RECORDS TO USE section start

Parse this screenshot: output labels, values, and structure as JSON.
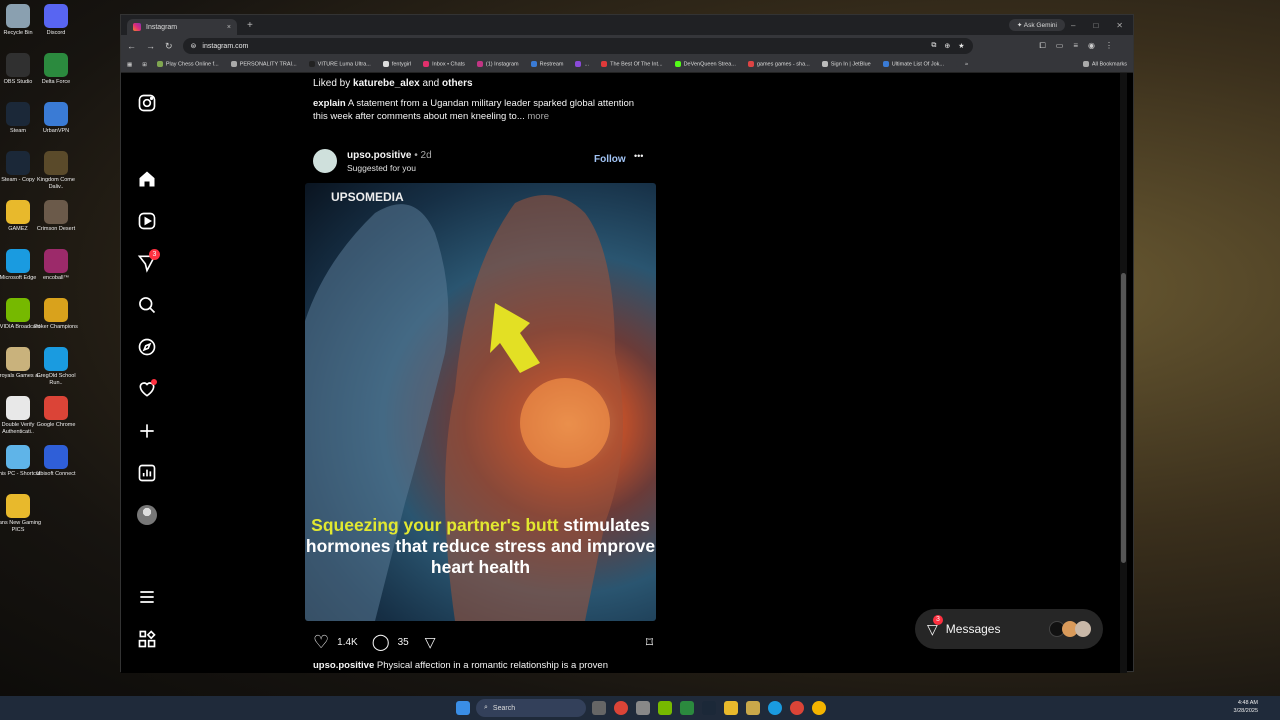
{
  "desktop": {
    "icons": [
      {
        "label": "Recycle Bin",
        "color": "#8aa0b0"
      },
      {
        "label": "Discord",
        "color": "#5865f2"
      },
      {
        "label": "OBS Studio",
        "color": "#303030"
      },
      {
        "label": "Delta Force",
        "color": "#2b8a3e"
      },
      {
        "label": "Steam",
        "color": "#1b2838"
      },
      {
        "label": "UrbanVPN",
        "color": "#3a7bd5"
      },
      {
        "label": "Steam - Copy",
        "color": "#1b2838"
      },
      {
        "label": "Kingdom Come Daliv..",
        "color": "#5a4a2a"
      },
      {
        "label": "GAMEZ",
        "color": "#e8b92c"
      },
      {
        "label": "Crimson Desert",
        "color": "#6b5a4a"
      },
      {
        "label": "Microsoft Edge",
        "color": "#1a9be0"
      },
      {
        "label": "encoball™",
        "color": "#9c2a6a"
      },
      {
        "label": "NVIDIA Broadcast",
        "color": "#76b900"
      },
      {
        "label": "Poker Champions",
        "color": "#d9a21c"
      },
      {
        "label": "Wroyals Games a..",
        "color": "#c9b27c"
      },
      {
        "label": "GregOld School Run..",
        "color": "#1a9be0"
      },
      {
        "label": "Double Verify Authenticati..",
        "color": "#e8e8e8"
      },
      {
        "label": "Google Chrome",
        "color": "#db4437"
      },
      {
        "label": "This PC - Shortcut",
        "color": "#5fb4e8"
      },
      {
        "label": "Ubisoft Connect",
        "color": "#2f5fd8"
      },
      {
        "label": "Dans New Gaming PICS",
        "color": "#e8b92c"
      }
    ]
  },
  "browser": {
    "tab_title": "Instagram",
    "tab_close": "×",
    "new_tab": "+",
    "ask_gemini": "Ask Gemini",
    "url": "instagram.com",
    "bookmarks": [
      {
        "label": "Play Chess Online f...",
        "color": "#7fa650"
      },
      {
        "label": "PERSONALITY TRAI...",
        "color": "#aaaaaa"
      },
      {
        "label": "VITURE Luma Ultra...",
        "color": "#222222"
      },
      {
        "label": "fentygirl",
        "color": "#dddddd"
      },
      {
        "label": "Inbox • Chats",
        "color": "#e1306c"
      },
      {
        "label": "(1) Instagram",
        "color": "#c13584"
      },
      {
        "label": "Restream",
        "color": "#3a7bd5"
      },
      {
        "label": "...",
        "color": "#8a4ad8"
      },
      {
        "label": "The Best Of The Int...",
        "color": "#e03a3a"
      },
      {
        "label": "DeVenQueen Strea...",
        "color": "#53fc18"
      },
      {
        "label": "games games - sha...",
        "color": "#dd4444"
      },
      {
        "label": "Sign In | JetBlue",
        "color": "#bbbbbb"
      },
      {
        "label": "Ultimate List Of Jok...",
        "color": "#3a7bd5"
      },
      {
        "label": "»",
        "color": "#35363a"
      },
      {
        "label": "All Bookmarks",
        "color": "#aaaaaa"
      }
    ]
  },
  "instagram": {
    "notification_count": "3",
    "prev_post": {
      "liked_by_prefix": "Liked by",
      "liked_by_user": "katurebe_alex",
      "liked_by_and": "and",
      "liked_by_others": "others",
      "caption_user": "explain",
      "caption_text": "A statement from a Ugandan military leader sparked global attention this week after comments about men kneeling to...",
      "more": "more"
    },
    "post": {
      "username": "upso.positive",
      "time": "• 2d",
      "suggested": "Suggested for you",
      "follow": "Follow",
      "options": "•••",
      "image_brand": "UPSOMEDIA",
      "image_text_highlight": "Squeezing your partner's butt",
      "image_text_rest": "stimulates hormones that reduce stress and improve heart health",
      "likes": "1.4K",
      "comments": "35",
      "caption_user": "upso.positive",
      "caption_text": "Physical affection in a romantic relationship is a proven"
    },
    "messages": {
      "label": "Messages",
      "badge": "3"
    }
  },
  "taskbar": {
    "search_placeholder": "Search",
    "time": "4:48 AM",
    "date": "3/28/2025"
  }
}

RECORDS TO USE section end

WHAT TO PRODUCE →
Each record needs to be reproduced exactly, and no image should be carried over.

RESPONSE TO THIS TASK →
Parse this screenshot: output labels, values, and structure as JSON.
{
  "desktop": {
    "icons": [
      {
        "label": "Recycle Bin",
        "color": "#8aa0b0"
      },
      {
        "label": "Discord",
        "color": "#5865f2"
      },
      {
        "label": "OBS Studio",
        "color": "#303030"
      },
      {
        "label": "Delta Force",
        "color": "#2b8a3e"
      },
      {
        "label": "Steam",
        "color": "#1b2838"
      },
      {
        "label": "UrbanVPN",
        "color": "#3a7bd5"
      },
      {
        "label": "Steam - Copy",
        "color": "#1b2838"
      },
      {
        "label": "Kingdom Come Daliv..",
        "color": "#5a4a2a"
      },
      {
        "label": "GAMEZ",
        "color": "#e8b92c"
      },
      {
        "label": "Crimson Desert",
        "color": "#6b5a4a"
      },
      {
        "label": "Microsoft Edge",
        "color": "#1a9be0"
      },
      {
        "label": "encoball™",
        "color": "#9c2a6a"
      },
      {
        "label": "NVIDIA Broadcast",
        "color": "#76b900"
      },
      {
        "label": "Poker Champions",
        "color": "#d9a21c"
      },
      {
        "label": "Wroyals Games a..",
        "color": "#c9b27c"
      },
      {
        "label": "GregOld School Run..",
        "color": "#1a9be0"
      },
      {
        "label": "Double Verify Authenticati..",
        "color": "#e8e8e8"
      },
      {
        "label": "Google Chrome",
        "color": "#db4437"
      },
      {
        "label": "This PC - Shortcut",
        "color": "#5fb4e8"
      },
      {
        "label": "Ubisoft Connect",
        "color": "#2f5fd8"
      },
      {
        "label": "Dans New Gaming PICS",
        "color": "#e8b92c"
      }
    ]
  },
  "browser": {
    "tab_title": "Instagram",
    "tab_close": "×",
    "new_tab": "+",
    "ask_gemini": "Ask Gemini",
    "url": "instagram.com",
    "bookmarks": [
      {
        "label": "Play Chess Online f...",
        "color": "#7fa650"
      },
      {
        "label": "PERSONALITY TRAI...",
        "color": "#aaaaaa"
      },
      {
        "label": "VITURE Luma Ultra...",
        "color": "#222222"
      },
      {
        "label": "fentygirl",
        "color": "#dddddd"
      },
      {
        "label": "Inbox • Chats",
        "color": "#e1306c"
      },
      {
        "label": "(1) Instagram",
        "color": "#c13584"
      },
      {
        "label": "Restream",
        "color": "#3a7bd5"
      },
      {
        "label": "...",
        "color": "#8a4ad8"
      },
      {
        "label": "The Best Of The Int...",
        "color": "#e03a3a"
      },
      {
        "label": "DeVenQueen Strea...",
        "color": "#53fc18"
      },
      {
        "label": "games games - sha...",
        "color": "#dd4444"
      },
      {
        "label": "Sign In | JetBlue",
        "color": "#bbbbbb"
      },
      {
        "label": "Ultimate List Of Jok...",
        "color": "#3a7bd5"
      },
      {
        "label": "»",
        "color": "#35363a"
      },
      {
        "label": "All Bookmarks",
        "color": "#aaaaaa"
      }
    ]
  },
  "instagram": {
    "notification_count": "3",
    "prev_post": {
      "liked_by_prefix": "Liked by",
      "liked_by_user": "katurebe_alex",
      "liked_by_and": "and",
      "liked_by_others": "others",
      "caption_user": "explain",
      "caption_text": "A statement from a Ugandan military leader sparked global attention this week after comments about men kneeling to...",
      "more": "more"
    },
    "post": {
      "username": "upso.positive",
      "time": "• 2d",
      "suggested": "Suggested for you",
      "follow": "Follow",
      "options": "•••",
      "image_brand": "UPSOMEDIA",
      "image_text_highlight": "Squeezing your partner's butt",
      "image_text_rest": "stimulates hormones that reduce stress and improve heart health",
      "likes": "1.4K",
      "comments": "35",
      "caption_user": "upso.positive",
      "caption_text": "Physical affection in a romantic relationship is a proven"
    },
    "messages": {
      "label": "Messages",
      "badge": "3"
    }
  },
  "taskbar": {
    "search_placeholder": "Search",
    "time": "4:48 AM",
    "date": "3/28/2025"
  }
}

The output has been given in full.